A closely-followed survey, which has been running since 1998, said that employment numbers have risen at their fastest rate in its history.
But the lack of workers to fill roles put pressure on companies.
The IHS Markit/CIPS Flash UK Composite PMI gave a reading of 55.3 for August, down several points from last month’s 59.2.
Scores above 50 on the index represent growth, while anything below that is a contraction.
The flash figures are preliminary and based on responses from most of the survey participants.
“An abnormally large slowdown in overall activity in August offers a stark warning to the UK economy that the accelerated levels of growth we’ve seen earlier this summer are not sustainable,” said Duncan Brock, group director at CIPS, which helps compile the survey.
“It was the slowest output expansion for six months, and the worst shortages of staff and materials on record are mostly to blame.”
The manufacturing and service sectors saw the biggest loss of momentum during August, the researchers said.
The survey showed that output was 14 times more likely than normal to be reduced due to staff shortages.
Mr Brock said: “Finding the right skills was difficult for businesses, meaning that job seekers had the pick of the bunch in terms of opportunities.
“The service sector was hiring at a brisker pace than any time in the past 25 years and stronger wage demands followed suit, which resulted in business costs climbing again.
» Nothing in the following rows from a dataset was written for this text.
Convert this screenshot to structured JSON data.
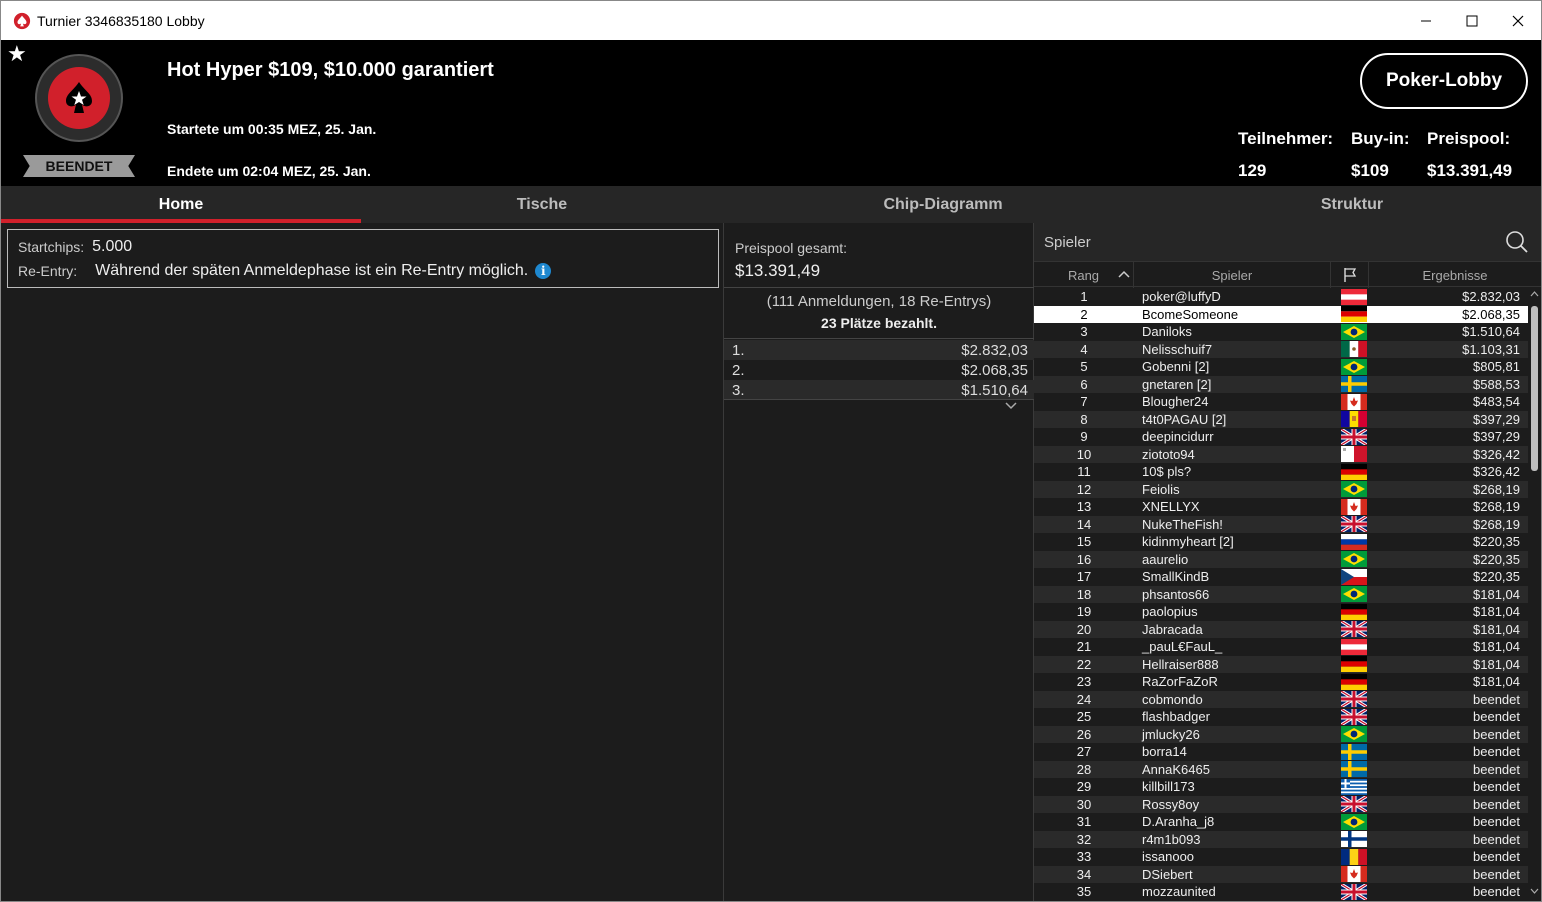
{
  "window": {
    "title": "Turnier 3346835180 Lobby",
    "app_icon": "pokerstars-spade-icon"
  },
  "header": {
    "tourney_title": "Hot Hyper $109, $10.000 garantiert",
    "start_time": "Startete um 00:35 MEZ, 25. Jan.",
    "end_time": "Endete um 02:04 MEZ, 25. Jan.",
    "status_badge": "BEENDET",
    "lobby_button": "Poker-Lobby",
    "stats": {
      "players_label": "Teilnehmer:",
      "players_value": "129",
      "buyin_label": "Buy-in:",
      "buyin_value": "$109",
      "prizepool_label": "Preispool:",
      "prizepool_value": "$13.391,49"
    },
    "accent_color": "#d1202b"
  },
  "tabs": [
    {
      "label": "Home",
      "active": true
    },
    {
      "label": "Tische",
      "active": false
    },
    {
      "label": "Chip-Diagramm",
      "active": false
    },
    {
      "label": "Struktur",
      "active": false
    }
  ],
  "info": {
    "startchips_label": "Startchips:",
    "startchips_value": "5.000",
    "reentry_label": "Re-Entry:",
    "reentry_value": "Während der späten Anmeldephase ist ein Re-Entry möglich."
  },
  "prizepool": {
    "label": "Preispool gesamt:",
    "total": "$13.391,49",
    "entries": "(111 Anmeldungen, 18 Re-Entrys)",
    "paid": "23 Plätze bezahlt.",
    "payouts": [
      {
        "place": "1.",
        "amount": "$2.832,03"
      },
      {
        "place": "2.",
        "amount": "$2.068,35"
      },
      {
        "place": "3.",
        "amount": "$1.510,64"
      }
    ]
  },
  "players": {
    "search_label": "Spieler",
    "columns": {
      "rank": "Rang",
      "player": "Spieler",
      "result": "Ergebnisse"
    },
    "selected_rank": "2",
    "rows": [
      {
        "rank": "1",
        "name": "poker@luffyD",
        "flag": "at",
        "result": "$2.832,03"
      },
      {
        "rank": "2",
        "name": "BcomeSomeone",
        "flag": "de",
        "result": "$2.068,35"
      },
      {
        "rank": "3",
        "name": "Daniloks",
        "flag": "br",
        "result": "$1.510,64"
      },
      {
        "rank": "4",
        "name": "Nelisschuif7",
        "flag": "mx",
        "result": "$1.103,31"
      },
      {
        "rank": "5",
        "name": "Gobenni [2]",
        "flag": "br",
        "result": "$805,81"
      },
      {
        "rank": "6",
        "name": "gnetaren [2]",
        "flag": "se",
        "result": "$588,53"
      },
      {
        "rank": "7",
        "name": "Blougher24",
        "flag": "ca",
        "result": "$483,54"
      },
      {
        "rank": "8",
        "name": "t4t0PAGAU [2]",
        "flag": "ad",
        "result": "$397,29"
      },
      {
        "rank": "9",
        "name": "deepincidurr",
        "flag": "gb",
        "result": "$397,29"
      },
      {
        "rank": "10",
        "name": "ziototo94",
        "flag": "mt",
        "result": "$326,42"
      },
      {
        "rank": "11",
        "name": "10$ pls?",
        "flag": "de",
        "result": "$326,42"
      },
      {
        "rank": "12",
        "name": "Feiolis",
        "flag": "br",
        "result": "$268,19"
      },
      {
        "rank": "13",
        "name": "XNELLYX",
        "flag": "ca",
        "result": "$268,19"
      },
      {
        "rank": "14",
        "name": "NukeTheFish!",
        "flag": "gb",
        "result": "$268,19"
      },
      {
        "rank": "15",
        "name": "kidinmyheart [2]",
        "flag": "ru",
        "result": "$220,35"
      },
      {
        "rank": "16",
        "name": "aaurelio",
        "flag": "br",
        "result": "$220,35"
      },
      {
        "rank": "17",
        "name": "SmallKindB",
        "flag": "cz",
        "result": "$220,35"
      },
      {
        "rank": "18",
        "name": "phsantos66",
        "flag": "br",
        "result": "$181,04"
      },
      {
        "rank": "19",
        "name": "paolopius",
        "flag": "de",
        "result": "$181,04"
      },
      {
        "rank": "20",
        "name": "Jabracada",
        "flag": "gb",
        "result": "$181,04"
      },
      {
        "rank": "21",
        "name": "_pauL€FauL_",
        "flag": "at",
        "result": "$181,04"
      },
      {
        "rank": "22",
        "name": "Hellraiser888",
        "flag": "de",
        "result": "$181,04"
      },
      {
        "rank": "23",
        "name": "RaZorFaZoR",
        "flag": "de",
        "result": "$181,04"
      },
      {
        "rank": "24",
        "name": "cobmondo",
        "flag": "gb",
        "result": "beendet"
      },
      {
        "rank": "25",
        "name": "flashbadger",
        "flag": "gb",
        "result": "beendet"
      },
      {
        "rank": "26",
        "name": "jmlucky26",
        "flag": "br",
        "result": "beendet"
      },
      {
        "rank": "27",
        "name": "borra14",
        "flag": "se",
        "result": "beendet"
      },
      {
        "rank": "28",
        "name": "AnnaK6465",
        "flag": "se",
        "result": "beendet"
      },
      {
        "rank": "29",
        "name": "killbill173",
        "flag": "gr",
        "result": "beendet"
      },
      {
        "rank": "30",
        "name": "Rossy8oy",
        "flag": "gb",
        "result": "beendet"
      },
      {
        "rank": "31",
        "name": "D.Aranha_j8",
        "flag": "br",
        "result": "beendet"
      },
      {
        "rank": "32",
        "name": "r4m1b093",
        "flag": "fi",
        "result": "beendet"
      },
      {
        "rank": "33",
        "name": "issanooo",
        "flag": "ro",
        "result": "beendet"
      },
      {
        "rank": "34",
        "name": "DSiebert",
        "flag": "ca",
        "result": "beendet"
      },
      {
        "rank": "35",
        "name": "mozzaunited",
        "flag": "gb",
        "result": "beendet"
      }
    ]
  }
}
“Manufacturers paid more for shipping their goods, and supplier delivery times were rivalling the height of the disruption last year.”
IHS Markit chief business economist Chris Williamson said: “Prices have risen sharply again, albeit with the rate of inflation moving below July’s record high, as shortages once again fuelled a sellers’ market for many goods and services and wages rose further.”